Mount Huascarán rises 22,000 feet above sea level in the Andes Mountains. Beneath it laid many small Peruvian communities, the inhabitants of which farmed in the Rio Santa Valley. On the evening of July 10, 1962, just as most of the region’s people gathered in their homes for dinner, the edge of a giant glacier suddenly broke apart and thundered down the mountain. The block of ice was the size of two skyscrapers and weighed approximately 6 million tons. Because avalanches were common in the area, residents knew that there was normally a 20-30 minute gap between the sound of the ice cracking off and an avalanche, which gave people time to make it to higher ground.

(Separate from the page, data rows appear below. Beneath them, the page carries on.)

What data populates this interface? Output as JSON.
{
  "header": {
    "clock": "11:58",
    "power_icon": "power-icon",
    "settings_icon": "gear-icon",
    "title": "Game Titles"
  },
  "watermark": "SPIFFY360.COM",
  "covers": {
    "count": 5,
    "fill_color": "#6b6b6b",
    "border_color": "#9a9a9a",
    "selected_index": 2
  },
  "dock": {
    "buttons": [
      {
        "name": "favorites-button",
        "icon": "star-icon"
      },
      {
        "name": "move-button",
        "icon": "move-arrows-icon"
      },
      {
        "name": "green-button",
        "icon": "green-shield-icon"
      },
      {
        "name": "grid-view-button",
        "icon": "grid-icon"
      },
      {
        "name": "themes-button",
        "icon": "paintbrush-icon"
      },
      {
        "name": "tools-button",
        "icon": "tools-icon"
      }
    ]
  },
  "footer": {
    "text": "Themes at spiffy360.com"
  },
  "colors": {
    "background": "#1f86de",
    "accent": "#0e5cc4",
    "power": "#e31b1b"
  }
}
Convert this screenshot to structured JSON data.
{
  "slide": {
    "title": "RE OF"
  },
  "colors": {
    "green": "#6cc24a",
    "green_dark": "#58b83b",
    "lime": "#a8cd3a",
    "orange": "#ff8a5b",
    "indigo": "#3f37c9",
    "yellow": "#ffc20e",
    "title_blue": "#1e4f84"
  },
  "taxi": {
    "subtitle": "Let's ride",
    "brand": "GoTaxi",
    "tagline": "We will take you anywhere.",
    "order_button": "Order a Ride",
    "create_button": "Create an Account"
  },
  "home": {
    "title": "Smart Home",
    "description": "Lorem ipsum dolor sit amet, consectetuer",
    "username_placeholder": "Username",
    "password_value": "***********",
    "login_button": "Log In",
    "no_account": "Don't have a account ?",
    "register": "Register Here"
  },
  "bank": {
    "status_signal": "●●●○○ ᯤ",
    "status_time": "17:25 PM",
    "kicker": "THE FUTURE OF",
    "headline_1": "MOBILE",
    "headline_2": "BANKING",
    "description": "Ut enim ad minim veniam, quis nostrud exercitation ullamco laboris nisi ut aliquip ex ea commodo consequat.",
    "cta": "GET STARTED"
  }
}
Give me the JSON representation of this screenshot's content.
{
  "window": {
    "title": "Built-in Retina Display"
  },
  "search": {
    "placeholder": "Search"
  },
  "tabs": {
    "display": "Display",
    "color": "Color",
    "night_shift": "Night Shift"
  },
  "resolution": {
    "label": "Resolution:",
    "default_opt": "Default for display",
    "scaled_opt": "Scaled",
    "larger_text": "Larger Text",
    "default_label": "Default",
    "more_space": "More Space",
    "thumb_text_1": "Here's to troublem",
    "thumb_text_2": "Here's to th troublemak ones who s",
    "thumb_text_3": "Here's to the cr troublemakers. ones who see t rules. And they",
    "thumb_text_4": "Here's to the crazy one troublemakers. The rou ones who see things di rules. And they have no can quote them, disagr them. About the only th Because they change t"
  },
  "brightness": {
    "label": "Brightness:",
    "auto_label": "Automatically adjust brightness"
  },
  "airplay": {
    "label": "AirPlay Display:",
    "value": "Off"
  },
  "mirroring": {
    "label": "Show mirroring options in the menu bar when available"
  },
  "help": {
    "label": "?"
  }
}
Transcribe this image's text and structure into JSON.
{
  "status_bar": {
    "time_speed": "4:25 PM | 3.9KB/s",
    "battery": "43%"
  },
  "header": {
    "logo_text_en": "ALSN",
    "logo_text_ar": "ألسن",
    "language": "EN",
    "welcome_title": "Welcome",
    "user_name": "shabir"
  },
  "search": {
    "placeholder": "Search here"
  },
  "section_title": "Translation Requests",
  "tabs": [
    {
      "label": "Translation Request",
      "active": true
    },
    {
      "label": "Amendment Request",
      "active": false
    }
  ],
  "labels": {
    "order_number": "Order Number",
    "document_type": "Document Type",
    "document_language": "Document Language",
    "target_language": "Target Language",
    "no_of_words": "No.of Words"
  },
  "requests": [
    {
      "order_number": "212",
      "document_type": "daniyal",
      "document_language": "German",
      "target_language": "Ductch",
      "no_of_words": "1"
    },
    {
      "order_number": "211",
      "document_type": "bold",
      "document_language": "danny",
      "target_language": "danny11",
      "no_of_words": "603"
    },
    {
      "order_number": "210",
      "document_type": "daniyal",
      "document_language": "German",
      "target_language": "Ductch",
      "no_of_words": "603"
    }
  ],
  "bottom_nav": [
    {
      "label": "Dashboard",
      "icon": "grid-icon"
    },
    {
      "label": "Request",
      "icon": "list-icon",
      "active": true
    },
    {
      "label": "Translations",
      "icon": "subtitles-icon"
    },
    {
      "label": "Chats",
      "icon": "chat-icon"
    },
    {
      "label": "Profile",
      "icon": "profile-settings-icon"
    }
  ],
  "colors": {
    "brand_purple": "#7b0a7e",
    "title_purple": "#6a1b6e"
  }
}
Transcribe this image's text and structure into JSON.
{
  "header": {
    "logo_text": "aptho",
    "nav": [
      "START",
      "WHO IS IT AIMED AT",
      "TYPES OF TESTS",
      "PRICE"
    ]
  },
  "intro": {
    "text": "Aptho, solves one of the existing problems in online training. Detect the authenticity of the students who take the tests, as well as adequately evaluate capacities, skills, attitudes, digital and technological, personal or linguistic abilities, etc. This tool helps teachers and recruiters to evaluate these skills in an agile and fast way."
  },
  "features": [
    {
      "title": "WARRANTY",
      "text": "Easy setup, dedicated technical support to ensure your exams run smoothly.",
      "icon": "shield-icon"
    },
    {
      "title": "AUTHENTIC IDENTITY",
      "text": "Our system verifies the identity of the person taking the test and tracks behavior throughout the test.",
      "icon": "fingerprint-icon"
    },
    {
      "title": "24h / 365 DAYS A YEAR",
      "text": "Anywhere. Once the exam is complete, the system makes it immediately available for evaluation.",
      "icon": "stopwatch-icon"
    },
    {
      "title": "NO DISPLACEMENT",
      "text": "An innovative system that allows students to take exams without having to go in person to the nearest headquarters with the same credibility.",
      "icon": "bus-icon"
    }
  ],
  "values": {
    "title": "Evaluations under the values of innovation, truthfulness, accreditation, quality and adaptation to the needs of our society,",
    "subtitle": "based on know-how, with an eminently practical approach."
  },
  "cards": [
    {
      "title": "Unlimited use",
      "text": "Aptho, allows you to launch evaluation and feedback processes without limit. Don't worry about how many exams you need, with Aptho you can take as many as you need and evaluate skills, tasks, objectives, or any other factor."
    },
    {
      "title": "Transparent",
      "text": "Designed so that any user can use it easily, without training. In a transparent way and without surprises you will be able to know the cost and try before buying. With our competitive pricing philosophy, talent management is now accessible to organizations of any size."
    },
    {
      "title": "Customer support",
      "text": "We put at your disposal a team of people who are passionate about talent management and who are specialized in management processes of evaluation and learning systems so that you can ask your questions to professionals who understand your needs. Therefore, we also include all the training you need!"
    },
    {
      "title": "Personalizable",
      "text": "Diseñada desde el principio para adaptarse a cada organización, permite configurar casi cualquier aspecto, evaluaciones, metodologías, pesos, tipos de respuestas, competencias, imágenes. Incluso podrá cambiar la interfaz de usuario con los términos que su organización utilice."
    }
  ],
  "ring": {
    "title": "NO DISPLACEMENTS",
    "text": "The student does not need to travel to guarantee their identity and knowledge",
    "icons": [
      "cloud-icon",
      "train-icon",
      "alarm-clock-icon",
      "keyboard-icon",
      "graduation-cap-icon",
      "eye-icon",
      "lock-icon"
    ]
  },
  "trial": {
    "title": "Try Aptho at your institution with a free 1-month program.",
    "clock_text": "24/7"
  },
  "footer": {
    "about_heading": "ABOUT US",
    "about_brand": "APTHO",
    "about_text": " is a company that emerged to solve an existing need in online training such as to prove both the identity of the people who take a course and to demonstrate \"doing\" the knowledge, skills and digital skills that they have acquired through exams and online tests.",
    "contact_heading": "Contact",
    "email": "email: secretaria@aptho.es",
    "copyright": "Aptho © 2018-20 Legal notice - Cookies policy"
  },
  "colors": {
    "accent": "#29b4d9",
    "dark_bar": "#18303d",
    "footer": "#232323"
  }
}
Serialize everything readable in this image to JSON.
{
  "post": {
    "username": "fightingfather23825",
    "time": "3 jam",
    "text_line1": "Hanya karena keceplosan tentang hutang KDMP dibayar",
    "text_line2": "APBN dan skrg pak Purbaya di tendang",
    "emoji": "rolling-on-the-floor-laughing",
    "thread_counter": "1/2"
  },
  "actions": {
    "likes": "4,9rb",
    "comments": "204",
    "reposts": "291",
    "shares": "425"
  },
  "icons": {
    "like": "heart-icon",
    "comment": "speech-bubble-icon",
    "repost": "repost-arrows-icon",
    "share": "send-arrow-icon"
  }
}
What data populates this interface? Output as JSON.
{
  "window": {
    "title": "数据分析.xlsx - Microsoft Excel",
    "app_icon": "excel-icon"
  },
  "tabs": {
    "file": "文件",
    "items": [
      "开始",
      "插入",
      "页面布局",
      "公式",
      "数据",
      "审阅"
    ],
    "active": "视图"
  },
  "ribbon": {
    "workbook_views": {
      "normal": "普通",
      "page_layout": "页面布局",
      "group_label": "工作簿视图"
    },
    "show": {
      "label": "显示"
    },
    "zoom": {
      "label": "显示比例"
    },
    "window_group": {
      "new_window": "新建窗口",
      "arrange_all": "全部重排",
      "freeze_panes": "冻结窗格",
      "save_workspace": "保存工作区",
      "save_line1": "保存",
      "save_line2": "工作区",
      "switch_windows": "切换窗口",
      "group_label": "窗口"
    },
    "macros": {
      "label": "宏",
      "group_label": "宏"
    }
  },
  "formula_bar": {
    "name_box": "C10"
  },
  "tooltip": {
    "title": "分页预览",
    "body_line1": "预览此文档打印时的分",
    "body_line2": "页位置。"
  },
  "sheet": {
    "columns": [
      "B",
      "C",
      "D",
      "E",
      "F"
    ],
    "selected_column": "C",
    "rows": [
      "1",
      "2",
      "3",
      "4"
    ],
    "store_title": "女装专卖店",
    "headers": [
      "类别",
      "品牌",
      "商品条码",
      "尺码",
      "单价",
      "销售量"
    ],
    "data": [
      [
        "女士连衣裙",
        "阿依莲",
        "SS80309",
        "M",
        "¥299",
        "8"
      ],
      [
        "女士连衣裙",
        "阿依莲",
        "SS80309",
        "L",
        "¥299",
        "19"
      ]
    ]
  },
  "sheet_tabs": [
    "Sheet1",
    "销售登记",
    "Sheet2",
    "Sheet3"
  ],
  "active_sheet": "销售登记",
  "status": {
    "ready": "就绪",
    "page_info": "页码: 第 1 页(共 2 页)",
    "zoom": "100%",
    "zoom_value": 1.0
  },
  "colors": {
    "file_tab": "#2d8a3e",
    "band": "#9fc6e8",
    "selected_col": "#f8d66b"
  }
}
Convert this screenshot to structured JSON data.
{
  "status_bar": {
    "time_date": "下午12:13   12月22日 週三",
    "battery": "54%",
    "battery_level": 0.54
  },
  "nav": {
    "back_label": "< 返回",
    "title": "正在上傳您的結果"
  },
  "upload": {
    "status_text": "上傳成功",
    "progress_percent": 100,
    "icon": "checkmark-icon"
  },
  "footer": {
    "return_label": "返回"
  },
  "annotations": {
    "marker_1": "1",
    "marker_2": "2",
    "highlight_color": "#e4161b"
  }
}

However, this time, the avalanche traveled 9½ miles in only 7 minutes, wiping out several communities. The towns of Ranrahirca and Huarascucho were buried under 40 feet of ice, mud, trees, boulders and other debris. Only a handful of people in each town survived. The avalanche finally ended at the Santa River, where it stopped the water flow, flooding in nearby areas. The disturbing part of the incident was that it didn’t have to result in massive deaths. That’s because in January 1962, American scientists David Bernays and Charles Sawyer had reported seeing a massive vertical slab of rock being undermined by a glacier on Mount Huascarán Norte, which threatened to fall and cause the obliteration of Yungay. When this was reported in the Expreso newspaper, the government ordered them to retract or face prison. Meanwhile, Sawyer and Bernays were forced to flee the country. Just 7 months later, their prediction came true. 
A chunk of ice estimated to have weighed 700 tons was swept along and came to rest near Ranrahirca.